Among its many determinations, the FCC stated that broadband providers do not enjoy First Amendment protections because they do not have a right to free speech.
“The rules we adopt today do not curtail broadband providers’ free speech rights,” the commission said on page 268 of its decision, noting that because they merely serve as a means for others to express themselves, broadband providers are not entitled to free speech rights themselves.
“When engaged in broadband Internet access services, broadband providers are not speakers, but rather serve as conduits for the speech of others," the FCC stated.
However, the point is a matter of contention because the decision also says that providers “shall not block lawful content, applications, [or] services.” (page 284).
The commissioners acknowledged that such a problem has not arisen to date, stating, “The record reflects that broadband providers exercise little control over the content which users access on the Internet.”
If broadband providers did exercise such control, the commission suggested, they may have some justification for seeking First Amendment protections.
“Claiming free speech protections under the First Amendment necessarily involves demonstrating status as a speaker,” the decision stated. “Absent speech, such rights do not attach.”
After finding that broadband providers themselves do not have a right to free speech, the FCC said that its new net neutrality rules protect the First Amendment rights of those who use the providers to access the Internet.
“Indeed, rather than burdening free speech, the rules we adopt today ensure that the Internet promotes speech by ensuring a level playing field for a wide variety of speakers who might otherwise be disadvantaged,” the decision continued.
Even if the ruling does constitute a potential violation of Internet providers’ First Amendment rights, a majority of the five commissioners said, there was a compelling governmental interest in doing so.
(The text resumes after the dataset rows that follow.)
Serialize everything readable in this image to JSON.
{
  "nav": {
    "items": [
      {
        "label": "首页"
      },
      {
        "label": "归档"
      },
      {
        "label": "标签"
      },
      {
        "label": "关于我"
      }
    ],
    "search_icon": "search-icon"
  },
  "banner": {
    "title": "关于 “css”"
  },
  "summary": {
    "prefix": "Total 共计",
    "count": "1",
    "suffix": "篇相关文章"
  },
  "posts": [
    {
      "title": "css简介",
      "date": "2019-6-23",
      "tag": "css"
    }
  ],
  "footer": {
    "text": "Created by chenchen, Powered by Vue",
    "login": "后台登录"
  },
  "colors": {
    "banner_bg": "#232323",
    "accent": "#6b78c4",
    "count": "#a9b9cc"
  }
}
“Even if they were engaged in speech, the rules we adopt today are tailored to the important government interest in maintaining an open Internet as a platform for expression, among other things,” the decision concluded.
The regulations passed on a 3–2 vote on February 26, with the FCC’s three Democratic commissioners voting in favor of the new net neutrality rules and its two Republican commissioners voting against.
The rules must be approved by the Office of Information and Regulatory Affairs (OIRA) next, after which they will proceed to a period of congressional review before being published in the Federal Register.
After their publication, they are expected to face judicial scrutiny.